If a line holds the word "наименование", copy it from the entries.

BEGIN Exercise inputs

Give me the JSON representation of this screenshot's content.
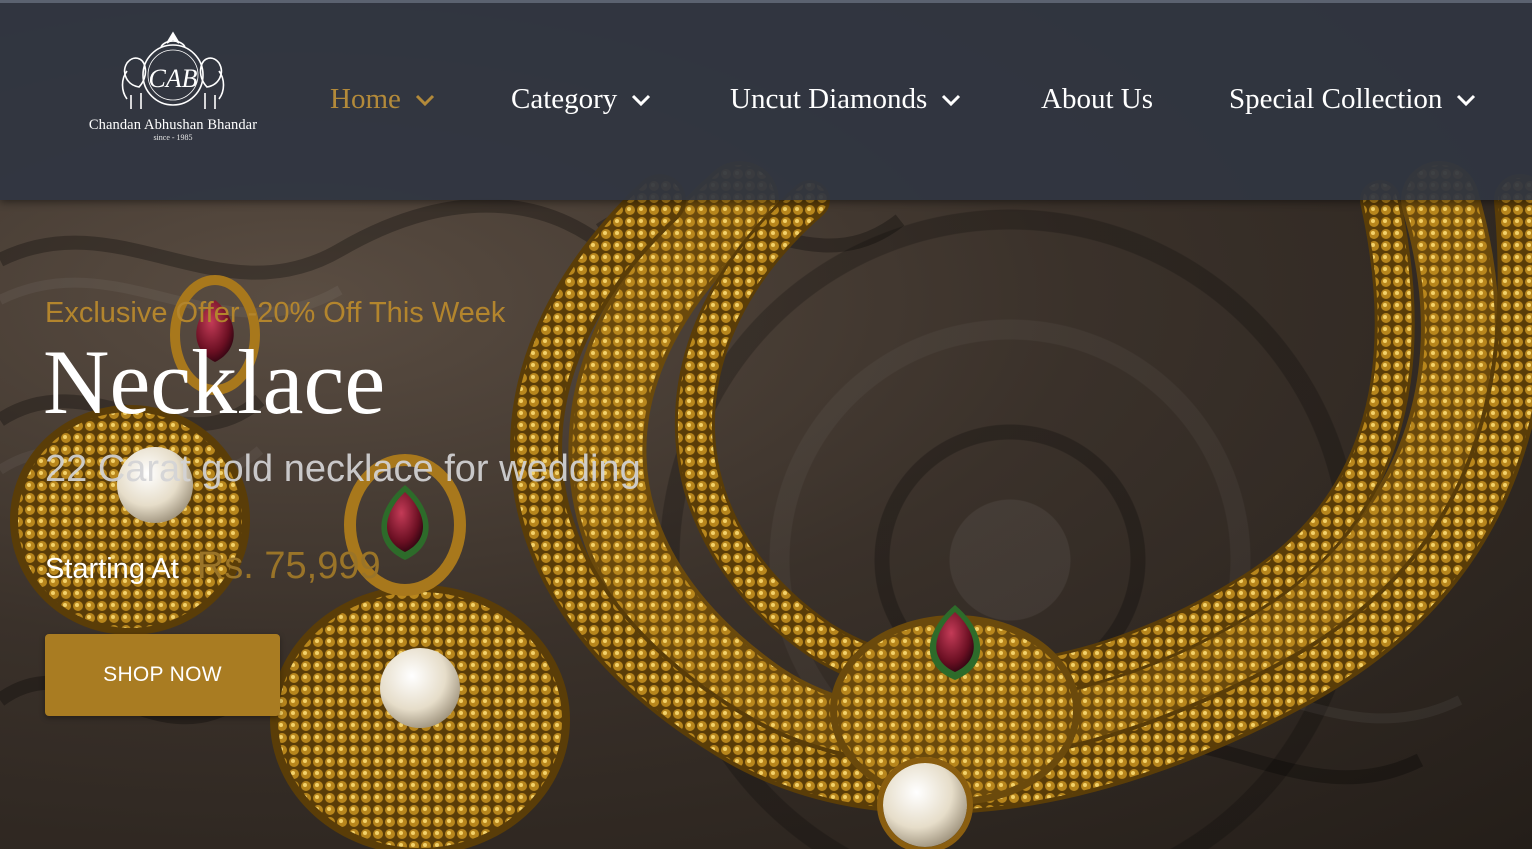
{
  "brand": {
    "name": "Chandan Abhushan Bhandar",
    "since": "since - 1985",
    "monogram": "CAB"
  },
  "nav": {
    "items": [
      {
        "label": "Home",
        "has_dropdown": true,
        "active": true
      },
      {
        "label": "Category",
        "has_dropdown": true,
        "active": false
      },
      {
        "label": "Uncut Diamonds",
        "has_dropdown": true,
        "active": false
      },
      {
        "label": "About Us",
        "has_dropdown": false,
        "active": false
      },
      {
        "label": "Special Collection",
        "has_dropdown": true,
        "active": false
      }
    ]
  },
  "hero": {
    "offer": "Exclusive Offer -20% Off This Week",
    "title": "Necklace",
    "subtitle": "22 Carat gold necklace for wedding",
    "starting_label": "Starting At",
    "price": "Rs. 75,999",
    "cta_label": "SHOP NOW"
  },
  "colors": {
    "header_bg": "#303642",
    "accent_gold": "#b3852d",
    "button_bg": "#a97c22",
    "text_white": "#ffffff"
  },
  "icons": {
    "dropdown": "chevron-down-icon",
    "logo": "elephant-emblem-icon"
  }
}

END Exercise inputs
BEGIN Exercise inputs

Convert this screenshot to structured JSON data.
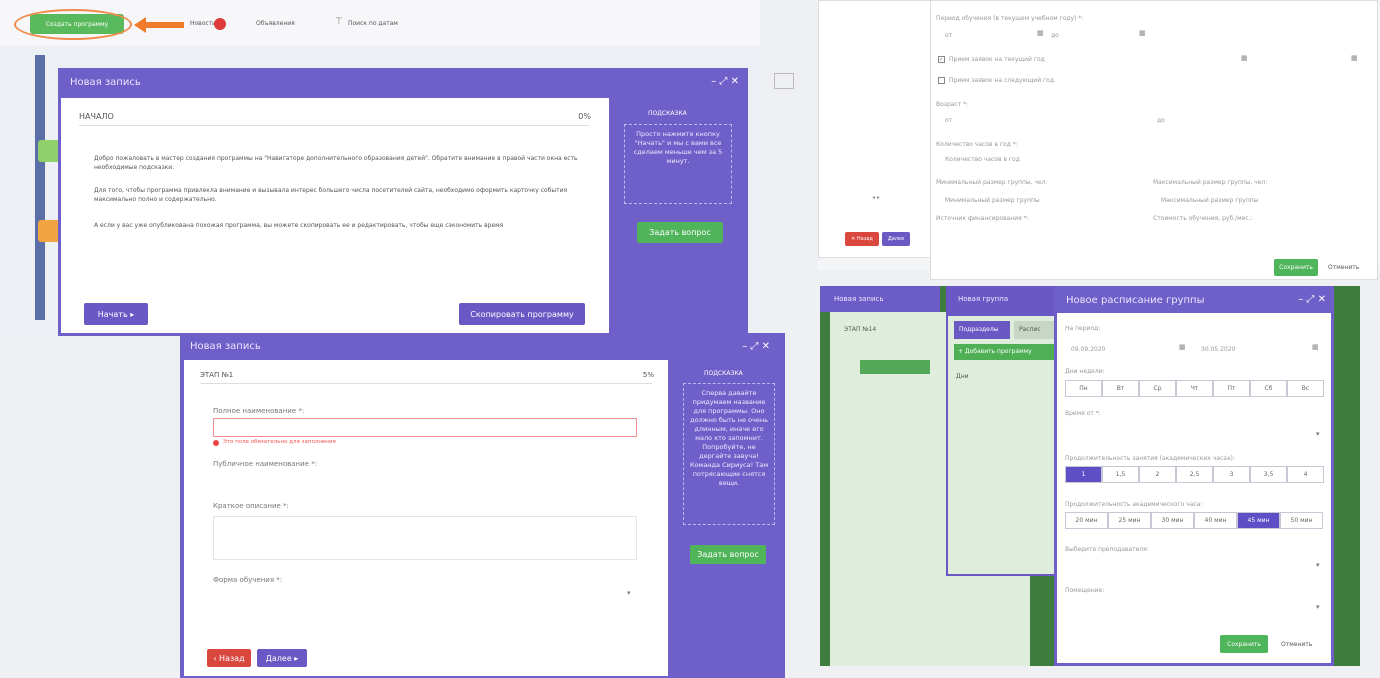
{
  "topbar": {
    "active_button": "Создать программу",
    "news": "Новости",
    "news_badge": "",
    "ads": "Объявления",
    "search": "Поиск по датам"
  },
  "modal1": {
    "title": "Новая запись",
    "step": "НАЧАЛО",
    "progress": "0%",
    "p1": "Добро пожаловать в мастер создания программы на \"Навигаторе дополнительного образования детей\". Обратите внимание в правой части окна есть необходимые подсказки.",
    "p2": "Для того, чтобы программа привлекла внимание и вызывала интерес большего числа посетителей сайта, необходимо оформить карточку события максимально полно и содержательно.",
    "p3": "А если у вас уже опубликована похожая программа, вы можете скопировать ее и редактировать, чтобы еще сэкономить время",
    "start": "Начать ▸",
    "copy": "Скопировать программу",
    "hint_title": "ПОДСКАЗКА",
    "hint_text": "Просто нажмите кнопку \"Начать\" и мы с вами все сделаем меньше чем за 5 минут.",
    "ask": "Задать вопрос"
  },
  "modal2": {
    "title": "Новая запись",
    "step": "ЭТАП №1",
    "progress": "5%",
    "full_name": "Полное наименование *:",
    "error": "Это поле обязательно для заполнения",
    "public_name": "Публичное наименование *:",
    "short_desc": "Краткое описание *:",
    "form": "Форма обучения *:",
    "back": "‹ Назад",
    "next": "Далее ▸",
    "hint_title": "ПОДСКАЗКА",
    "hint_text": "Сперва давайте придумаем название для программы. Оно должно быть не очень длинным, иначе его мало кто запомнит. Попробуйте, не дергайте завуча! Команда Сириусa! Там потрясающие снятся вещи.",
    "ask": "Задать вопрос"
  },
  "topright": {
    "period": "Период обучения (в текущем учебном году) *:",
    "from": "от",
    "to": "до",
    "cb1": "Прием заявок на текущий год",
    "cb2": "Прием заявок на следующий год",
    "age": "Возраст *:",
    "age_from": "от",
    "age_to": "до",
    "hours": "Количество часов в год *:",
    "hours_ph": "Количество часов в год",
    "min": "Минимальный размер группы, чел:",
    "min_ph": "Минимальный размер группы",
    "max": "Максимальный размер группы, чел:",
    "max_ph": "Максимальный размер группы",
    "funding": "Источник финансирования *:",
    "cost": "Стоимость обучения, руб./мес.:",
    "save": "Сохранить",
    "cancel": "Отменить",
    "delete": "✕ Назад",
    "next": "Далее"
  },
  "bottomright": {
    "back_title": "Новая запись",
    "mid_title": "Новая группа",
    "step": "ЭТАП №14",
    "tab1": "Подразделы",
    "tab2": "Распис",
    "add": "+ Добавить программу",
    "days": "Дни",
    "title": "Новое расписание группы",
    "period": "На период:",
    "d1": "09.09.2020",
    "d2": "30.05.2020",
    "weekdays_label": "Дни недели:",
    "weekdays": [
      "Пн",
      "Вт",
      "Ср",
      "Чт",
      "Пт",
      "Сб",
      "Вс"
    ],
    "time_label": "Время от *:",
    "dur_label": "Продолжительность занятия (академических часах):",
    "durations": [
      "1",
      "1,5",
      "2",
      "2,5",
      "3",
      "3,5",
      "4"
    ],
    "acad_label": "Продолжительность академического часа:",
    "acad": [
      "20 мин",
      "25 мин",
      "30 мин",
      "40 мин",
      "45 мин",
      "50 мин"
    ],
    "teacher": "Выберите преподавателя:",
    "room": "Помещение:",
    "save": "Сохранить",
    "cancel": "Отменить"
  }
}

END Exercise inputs

# Output below
    "full_name": "Полное наименование *:",
    "public_name": "Публичное наименование *:",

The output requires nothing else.